Entries from a dataset of interfaces
┄┄┄┄┄┄┄┄┄┄┄┄┄┄┄┄┄┄┄┄
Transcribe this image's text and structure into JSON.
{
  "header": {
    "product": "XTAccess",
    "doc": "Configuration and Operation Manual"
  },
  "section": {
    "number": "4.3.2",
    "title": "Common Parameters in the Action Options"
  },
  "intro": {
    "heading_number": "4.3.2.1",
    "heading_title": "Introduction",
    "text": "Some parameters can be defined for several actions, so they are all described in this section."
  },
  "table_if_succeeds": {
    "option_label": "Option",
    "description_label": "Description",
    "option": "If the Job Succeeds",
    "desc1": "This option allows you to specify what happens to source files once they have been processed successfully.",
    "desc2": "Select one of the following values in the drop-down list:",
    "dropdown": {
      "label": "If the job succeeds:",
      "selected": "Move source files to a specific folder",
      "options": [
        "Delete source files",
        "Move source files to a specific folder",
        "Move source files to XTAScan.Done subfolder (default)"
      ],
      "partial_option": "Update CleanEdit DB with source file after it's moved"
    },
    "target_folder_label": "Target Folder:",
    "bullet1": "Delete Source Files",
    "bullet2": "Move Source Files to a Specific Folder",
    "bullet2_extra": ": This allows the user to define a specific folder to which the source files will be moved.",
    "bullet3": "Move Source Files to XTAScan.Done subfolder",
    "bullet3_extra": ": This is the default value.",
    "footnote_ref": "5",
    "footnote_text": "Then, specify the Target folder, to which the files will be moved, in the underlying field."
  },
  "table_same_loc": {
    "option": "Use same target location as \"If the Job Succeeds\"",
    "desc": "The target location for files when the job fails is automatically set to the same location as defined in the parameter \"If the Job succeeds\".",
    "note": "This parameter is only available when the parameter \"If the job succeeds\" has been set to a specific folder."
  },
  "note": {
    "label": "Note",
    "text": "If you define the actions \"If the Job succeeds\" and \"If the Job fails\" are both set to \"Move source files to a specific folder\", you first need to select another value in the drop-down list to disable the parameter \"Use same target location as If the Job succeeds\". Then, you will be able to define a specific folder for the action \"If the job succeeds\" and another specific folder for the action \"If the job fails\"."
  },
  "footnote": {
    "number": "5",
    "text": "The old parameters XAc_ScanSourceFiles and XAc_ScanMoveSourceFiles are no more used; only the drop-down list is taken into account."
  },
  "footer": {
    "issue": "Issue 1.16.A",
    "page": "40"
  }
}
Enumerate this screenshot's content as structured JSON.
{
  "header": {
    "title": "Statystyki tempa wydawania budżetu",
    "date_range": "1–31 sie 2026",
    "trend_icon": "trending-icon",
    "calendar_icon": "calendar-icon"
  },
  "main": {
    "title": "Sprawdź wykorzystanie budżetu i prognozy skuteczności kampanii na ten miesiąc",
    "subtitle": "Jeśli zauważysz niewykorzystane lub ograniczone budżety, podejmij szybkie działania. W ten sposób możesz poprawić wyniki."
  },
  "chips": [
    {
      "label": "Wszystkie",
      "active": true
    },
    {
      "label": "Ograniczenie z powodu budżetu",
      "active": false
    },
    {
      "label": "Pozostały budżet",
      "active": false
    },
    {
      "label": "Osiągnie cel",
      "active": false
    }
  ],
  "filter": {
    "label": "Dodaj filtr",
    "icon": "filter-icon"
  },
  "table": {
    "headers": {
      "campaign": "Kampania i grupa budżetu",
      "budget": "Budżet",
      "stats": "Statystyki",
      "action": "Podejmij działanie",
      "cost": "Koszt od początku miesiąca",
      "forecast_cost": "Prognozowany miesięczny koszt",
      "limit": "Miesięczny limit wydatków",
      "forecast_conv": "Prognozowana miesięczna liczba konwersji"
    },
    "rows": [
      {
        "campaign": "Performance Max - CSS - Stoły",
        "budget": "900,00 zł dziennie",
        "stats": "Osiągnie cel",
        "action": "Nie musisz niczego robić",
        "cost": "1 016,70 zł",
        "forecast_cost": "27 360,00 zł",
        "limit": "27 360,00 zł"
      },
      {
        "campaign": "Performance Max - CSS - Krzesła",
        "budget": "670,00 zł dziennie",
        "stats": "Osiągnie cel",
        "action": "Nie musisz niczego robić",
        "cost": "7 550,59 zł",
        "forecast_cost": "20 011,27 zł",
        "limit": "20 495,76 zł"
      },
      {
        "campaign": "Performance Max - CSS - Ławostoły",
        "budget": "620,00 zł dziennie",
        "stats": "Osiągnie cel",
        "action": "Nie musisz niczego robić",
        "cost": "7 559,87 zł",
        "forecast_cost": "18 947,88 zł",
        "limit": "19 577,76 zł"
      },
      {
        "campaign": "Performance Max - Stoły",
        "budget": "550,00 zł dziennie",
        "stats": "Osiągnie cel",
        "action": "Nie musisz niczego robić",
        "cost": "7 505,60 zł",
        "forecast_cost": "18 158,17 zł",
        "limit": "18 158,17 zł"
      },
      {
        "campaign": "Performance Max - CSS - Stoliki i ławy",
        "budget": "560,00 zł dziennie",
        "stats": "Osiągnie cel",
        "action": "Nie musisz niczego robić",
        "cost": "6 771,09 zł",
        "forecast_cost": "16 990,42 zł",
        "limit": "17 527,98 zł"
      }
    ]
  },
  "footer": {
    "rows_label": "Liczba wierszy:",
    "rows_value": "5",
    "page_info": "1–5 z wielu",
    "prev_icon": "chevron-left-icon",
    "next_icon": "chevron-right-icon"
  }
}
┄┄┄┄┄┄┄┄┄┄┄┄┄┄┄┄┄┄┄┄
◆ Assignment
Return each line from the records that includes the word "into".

◆ Final answer
Transcribe this image's text and structure into JSON.
    "text": "The old parameters XAc_ScanSourceFiles and XAc_ScanMoveSourceFiles are no more used; only the drop-down list is taken into account."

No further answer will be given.